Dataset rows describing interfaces
• • • • •
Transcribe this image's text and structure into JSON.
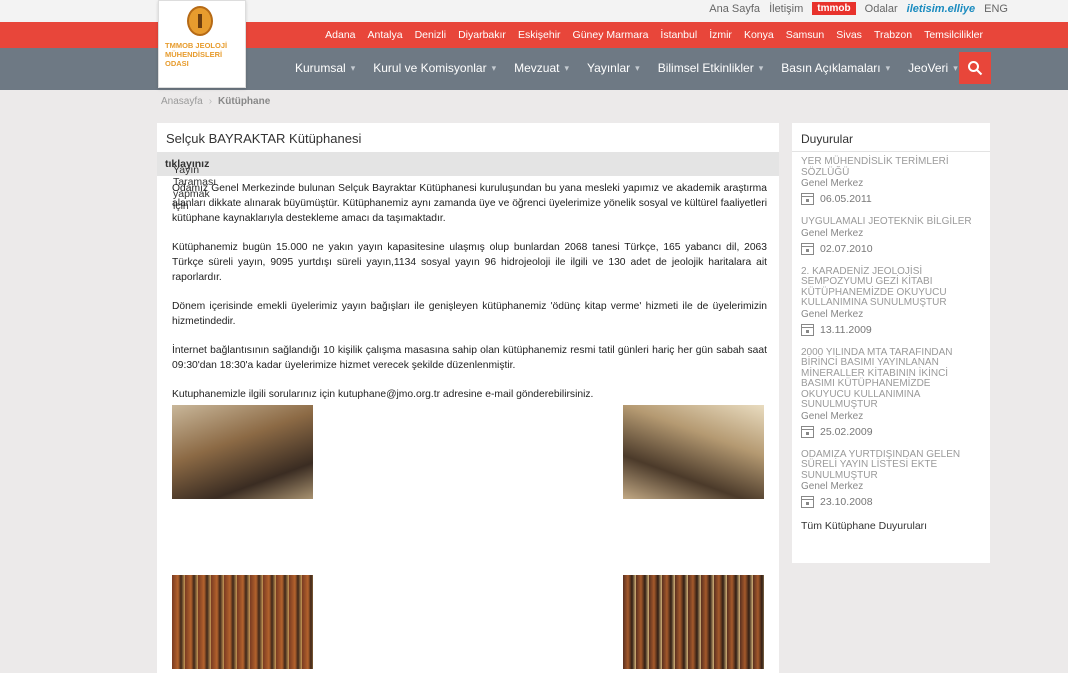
{
  "logo": {
    "text": "TMMOB JEOLOJİ MÜHENDİSLERİ ODASI"
  },
  "top_links": {
    "home": "Ana Sayfa",
    "contact": "İletişim",
    "tmmob": "tmmob",
    "rooms": "Odalar",
    "mlink": "iletisim.elliye",
    "eng": "ENG"
  },
  "cities": [
    "Adana",
    "Antalya",
    "Denizli",
    "Diyarbakır",
    "Eskişehir",
    "Güney Marmara",
    "İstanbul",
    "İzmir",
    "Konya",
    "Samsun",
    "Sivas",
    "Trabzon",
    "Temsilcilikler"
  ],
  "nav": [
    "Kurumsal",
    "Kurul ve Komisyonlar",
    "Mevzuat",
    "Yayınlar",
    "Bilimsel Etkinlikler",
    "Basın Açıklamaları",
    "JeoVeri"
  ],
  "breadcrumb": {
    "home": "Anasayfa",
    "current": "Kütüphane"
  },
  "main": {
    "title": "Selçuk BAYRAKTAR Kütüphanesi",
    "subbar_prefix": "Yayın Taraması yapmak için ",
    "subbar_link": "tıklayınız",
    "paragraphs": [
      "Odamız Genel Merkezinde bulunan Selçuk Bayraktar Kütüphanesi kuruluşundan bu yana mesleki yapımız ve akademik araştırma alanları dikkate alınarak büyümüştür. Kütüphanemiz aynı zamanda üye ve öğrenci üyelerimize yönelik sosyal ve kültürel faaliyetleri kütüphane kaynaklarıyla destekleme amacı da taşımaktadır.",
      "Kütüphanemiz bugün 15.000 ne yakın yayın kapasitesine ulaşmış olup bunlardan 2068 tanesi Türkçe, 165 yabancı dil, 2063 Türkçe süreli yayın, 9095 yurtdışı süreli yayın,1134 sosyal yayın 96 hidrojeoloji ile ilgili ve 130 adet de jeolojik haritalara ait raporlardır.",
      "Dönem içerisinde emekli üyelerimiz yayın bağışları ile genişleyen kütüphanemiz 'ödünç kitap verme' hizmeti ile de üyelerimizin hizmetindedir.",
      "İnternet bağlantısının sağlandığı 10 kişilik çalışma masasına sahip olan kütüphanemiz resmi tatil günleri hariç her gün sabah saat 09:30'dan 18:30'a kadar üyelerimize hizmet verecek şekilde düzenlenmiştir.",
      "Kutuphanemizle ilgili sorularınız için kutuphane@jmo.org.tr adresine e-mail gönderebilirsiniz."
    ]
  },
  "sidebar": {
    "title": "Duyurular",
    "items": [
      {
        "title": "YER MÜHENDİSLİK TERİMLERİ SÖZLÜĞÜ",
        "source": "Genel Merkez",
        "date": "06.05.2011"
      },
      {
        "title": "UYGULAMALI JEOTEKNİK BİLGİLER",
        "source": "Genel Merkez",
        "date": "02.07.2010"
      },
      {
        "title": "2. KARADENİZ JEOLOJİSİ SEMPOZYUMU GEZİ KİTABI KÜTÜPHANEMİZDE OKUYUCU KULLANIMINA SUNULMUŞTUR",
        "source": "Genel Merkez",
        "date": "13.11.2009"
      },
      {
        "title": "2000 YILINDA MTA TARAFINDAN BİRİNCİ BASIMI YAYINLANAN MİNERALLER KİTABININ İKİNCİ BASIMI KÜTÜPHANEMİZDE OKUYUCU KULLANIMINA SUNULMUŞTUR",
        "source": "Genel Merkez",
        "date": "25.02.2009"
      },
      {
        "title": "ODAMIZA YURTDIŞINDAN GELEN SÜRELİ YAYIN LİSTESİ EKTE SUNULMUŞTUR",
        "source": "Genel Merkez",
        "date": "23.10.2008"
      }
    ],
    "all_link": "Tüm Kütüphane Duyuruları"
  },
  "colors": {
    "red": "#e8463a",
    "nav": "#6e7984",
    "logo_orange": "#e79c2e"
  }
}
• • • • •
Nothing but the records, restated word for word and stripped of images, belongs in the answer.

▶ EXERCISE OUTPUT:
Transcribe this image's text and structure into JSON.
{
  "logo": {
    "text": "TMMOB JEOLOJİ MÜHENDİSLERİ ODASI"
  },
  "top_links": {
    "home": "Ana Sayfa",
    "contact": "İletişim",
    "tmmob": "tmmob",
    "rooms": "Odalar",
    "mlink": "iletisim.elliye",
    "eng": "ENG"
  },
  "cities": [
    "Adana",
    "Antalya",
    "Denizli",
    "Diyarbakır",
    "Eskişehir",
    "Güney Marmara",
    "İstanbul",
    "İzmir",
    "Konya",
    "Samsun",
    "Sivas",
    "Trabzon",
    "Temsilcilikler"
  ],
  "nav": [
    "Kurumsal",
    "Kurul ve Komisyonlar",
    "Mevzuat",
    "Yayınlar",
    "Bilimsel Etkinlikler",
    "Basın Açıklamaları",
    "JeoVeri"
  ],
  "breadcrumb": {
    "home": "Anasayfa",
    "current": "Kütüphane"
  },
  "main": {
    "title": "Selçuk BAYRAKTAR Kütüphanesi",
    "subbar_prefix": "Yayın Taraması yapmak için ",
    "subbar_link": "tıklayınız",
    "paragraphs": [
      "Odamız Genel Merkezinde bulunan Selçuk Bayraktar Kütüphanesi kuruluşundan bu yana mesleki yapımız ve akademik araştırma alanları dikkate alınarak büyümüştür. Kütüphanemiz aynı zamanda üye ve öğrenci üyelerimize yönelik sosyal ve kültürel faaliyetleri kütüphane kaynaklarıyla destekleme amacı da taşımaktadır.",
      "Kütüphanemiz bugün 15.000 ne yakın yayın kapasitesine ulaşmış olup bunlardan 2068 tanesi Türkçe, 165 yabancı dil, 2063 Türkçe süreli yayın, 9095 yurtdışı süreli yayın,1134 sosyal yayın 96 hidrojeoloji ile ilgili ve 130 adet de jeolojik haritalara ait raporlardır.",
      "Dönem içerisinde emekli üyelerimiz yayın bağışları ile genişleyen kütüphanemiz 'ödünç kitap verme' hizmeti ile de üyelerimizin hizmetindedir.",
      "İnternet bağlantısının sağlandığı 10 kişilik çalışma masasına sahip olan kütüphanemiz resmi tatil günleri hariç her gün sabah saat 09:30'dan 18:30'a kadar üyelerimize hizmet verecek şekilde düzenlenmiştir.",
      "Kutuphanemizle ilgili sorularınız için kutuphane@jmo.org.tr adresine e-mail gönderebilirsiniz."
    ]
  },
  "sidebar": {
    "title": "Duyurular",
    "items": [
      {
        "title": "YER MÜHENDİSLİK TERİMLERİ SÖZLÜĞÜ",
        "source": "Genel Merkez",
        "date": "06.05.2011"
      },
      {
        "title": "UYGULAMALI JEOTEKNİK BİLGİLER",
        "source": "Genel Merkez",
        "date": "02.07.2010"
      },
      {
        "title": "2. KARADENİZ JEOLOJİSİ SEMPOZYUMU GEZİ KİTABI KÜTÜPHANEMİZDE OKUYUCU KULLANIMINA SUNULMUŞTUR",
        "source": "Genel Merkez",
        "date": "13.11.2009"
      },
      {
        "title": "2000 YILINDA MTA TARAFINDAN BİRİNCİ BASIMI YAYINLANAN MİNERALLER KİTABININ İKİNCİ BASIMI KÜTÜPHANEMİZDE OKUYUCU KULLANIMINA SUNULMUŞTUR",
        "source": "Genel Merkez",
        "date": "25.02.2009"
      },
      {
        "title": "ODAMIZA YURTDIŞINDAN GELEN SÜRELİ YAYIN LİSTESİ EKTE SUNULMUŞTUR",
        "source": "Genel Merkez",
        "date": "23.10.2008"
      }
    ],
    "all_link": "Tüm Kütüphane Duyuruları"
  },
  "colors": {
    "red": "#e8463a",
    "nav": "#6e7984",
    "logo_orange": "#e79c2e"
  }
}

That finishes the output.